Next up; the cute little town of Heidelberg.

Knitting and France

 If you stumbled upon this earlier; sorry! I was trying to write a little tribute to the following book:
 French Girl Knits Accessories: Modern Designs for a Beautiful Life by Griffin-Grimes, Kristeen, from my Kindle, which I clearly lack the skills to use.

This is a beautiful book. The author has such a love for France and the ways of her people, that I fell in love with the extracts from it and had to have it. I wanted to knit something "French" while I was here. I've chosen 2 projects, starting now on number one; "la Morgaine", a hooded cowl. I found the yarn in Germany, on a rainy day with a lot of time to spare in a yarn store. I had planned to first knit "la Gitaine", a lacy shrug, but I have yet to find the yarn I need for it.

Other knitting projects the past month and a half:

Gaël's beanie, aka; airplane knitting:


Hotel room floor blocking with straight pins lace: (car knitting, no kids, and it will have to be re-blocked)



And, most frequently, but apparently with an almost absolute amnesia of photography, a series of "girlfriend market bags" for my French friends who have to make sure they always have a bag on them. Supermarkets no longer give out bags and even downtown merchants have stopped. I had to stick a $9 bottle of nail polish remover (yes, 6 Euros) in a pocket of my purse and hold it nice and upright until I got home one day. The first one was beige with a bright blue stripe and handle, the second beige and bright red, and this, the third, was for my sister-in-law in her fave colors. It is such an easy knit to have in your bag and work on anywhere.


For photos of the pretty projects and an extract from French Girl Knits Accessories, click here:

Thursday, July 10, 2014

Germany: Mannheim...and Ponderings on Travel

Who we are affects how we travel. I had only thought of this in the broadest of terms, as, years ago, I firmly believed that travel (and reading) were the best ways to broaden one's horizons. Then I met the former owner of our first house at the signing of the final papers. He was someone who had lived abroad and had nothing nice to say of the native population of the countries he had been in. He was also vulgar, inconsiderate AND stole the ladder leading up to the upper story of the old granary in front of our noses. Pah. I guess you have to be somewhat interesting, and interested in the world for travel to make you more so. So much for my theory. (see below)

This morning, however, I realized the effect one's nationality can have on how you act in another country. Thierry and I left together and had a coffee on his way to the office today. He walked in to the bakery/cafe and spoke in English, just as I was formulating my sentence in German. Neither of us speaks German, but he tried English right off the bat, as naturally as I will struggle and do my best to explain in the local language until the dead horse has either been brought back to life or completely perished. 

He is French; English, for him, is just a tool, a fairly universal way of communicating.

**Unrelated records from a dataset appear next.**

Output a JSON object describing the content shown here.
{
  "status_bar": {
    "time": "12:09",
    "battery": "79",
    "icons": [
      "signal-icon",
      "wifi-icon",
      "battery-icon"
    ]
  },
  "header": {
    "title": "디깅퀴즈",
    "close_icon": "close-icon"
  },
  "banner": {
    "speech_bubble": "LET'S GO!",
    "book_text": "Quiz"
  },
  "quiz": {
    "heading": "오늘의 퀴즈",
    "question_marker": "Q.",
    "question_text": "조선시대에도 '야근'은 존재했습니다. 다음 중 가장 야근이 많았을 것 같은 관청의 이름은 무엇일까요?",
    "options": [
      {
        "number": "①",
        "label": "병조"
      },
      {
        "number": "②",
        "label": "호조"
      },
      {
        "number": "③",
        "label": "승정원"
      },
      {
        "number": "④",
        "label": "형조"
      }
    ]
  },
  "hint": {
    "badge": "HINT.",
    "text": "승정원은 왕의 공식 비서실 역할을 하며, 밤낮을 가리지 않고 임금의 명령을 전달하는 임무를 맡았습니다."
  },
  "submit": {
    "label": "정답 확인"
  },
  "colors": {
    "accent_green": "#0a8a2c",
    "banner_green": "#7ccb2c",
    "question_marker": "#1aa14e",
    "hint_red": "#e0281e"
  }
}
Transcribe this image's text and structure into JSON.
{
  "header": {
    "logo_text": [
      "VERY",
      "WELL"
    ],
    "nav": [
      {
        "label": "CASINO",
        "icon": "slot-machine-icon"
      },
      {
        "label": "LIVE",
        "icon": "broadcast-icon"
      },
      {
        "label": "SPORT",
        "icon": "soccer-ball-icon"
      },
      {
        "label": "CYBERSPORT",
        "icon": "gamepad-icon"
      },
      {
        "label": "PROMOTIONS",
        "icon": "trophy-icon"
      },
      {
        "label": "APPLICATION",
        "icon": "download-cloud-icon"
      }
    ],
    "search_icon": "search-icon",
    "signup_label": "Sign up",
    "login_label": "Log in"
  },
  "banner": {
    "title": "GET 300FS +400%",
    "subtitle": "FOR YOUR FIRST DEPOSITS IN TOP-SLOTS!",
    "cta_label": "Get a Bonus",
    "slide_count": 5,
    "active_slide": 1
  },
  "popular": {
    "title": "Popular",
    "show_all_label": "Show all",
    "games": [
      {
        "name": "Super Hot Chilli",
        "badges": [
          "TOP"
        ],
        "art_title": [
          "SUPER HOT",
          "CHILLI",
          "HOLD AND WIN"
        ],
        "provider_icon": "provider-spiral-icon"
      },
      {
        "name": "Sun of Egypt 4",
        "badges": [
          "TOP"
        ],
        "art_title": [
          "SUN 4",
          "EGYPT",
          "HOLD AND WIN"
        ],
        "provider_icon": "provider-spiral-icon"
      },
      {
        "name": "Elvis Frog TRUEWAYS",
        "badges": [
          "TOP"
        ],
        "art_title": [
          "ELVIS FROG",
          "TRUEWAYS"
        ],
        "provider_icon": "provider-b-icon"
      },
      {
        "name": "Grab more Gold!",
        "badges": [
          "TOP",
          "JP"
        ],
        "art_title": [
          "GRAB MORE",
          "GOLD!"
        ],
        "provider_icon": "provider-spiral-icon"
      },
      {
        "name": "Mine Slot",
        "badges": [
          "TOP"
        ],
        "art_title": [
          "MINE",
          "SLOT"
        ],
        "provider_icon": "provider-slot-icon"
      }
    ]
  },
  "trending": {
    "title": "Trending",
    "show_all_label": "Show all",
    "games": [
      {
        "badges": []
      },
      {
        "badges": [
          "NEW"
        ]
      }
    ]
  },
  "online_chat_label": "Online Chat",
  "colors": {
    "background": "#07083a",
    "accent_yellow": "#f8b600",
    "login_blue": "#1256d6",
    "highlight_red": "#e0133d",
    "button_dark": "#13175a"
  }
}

I am American; English means imperialism, an expectation that I can go anywhere and get by with nothing but the language that comes most easily to me. Why make an effort? "Everyone speaks English."

I had a moment.            I love having moments.

My theory: experiencing another way of life opens up your mind to the possibility that maybe, just maybe, there is not only one way to do things. Other people make it work other ways. Travel, like reading great books, seeing great works of art and hearing great music, learning another language, is not a necessity. They are all ways though, of making one's life a little richer, a little deeper, giving you a little more to think about on a rainy day.

I am going to dash between raindrops today to try to take a few photos. Here is what I see from the hotel room balcony, it is the only place I have dared use the camera so far. The Facebook shots (if you do Facebook) are all from my phone.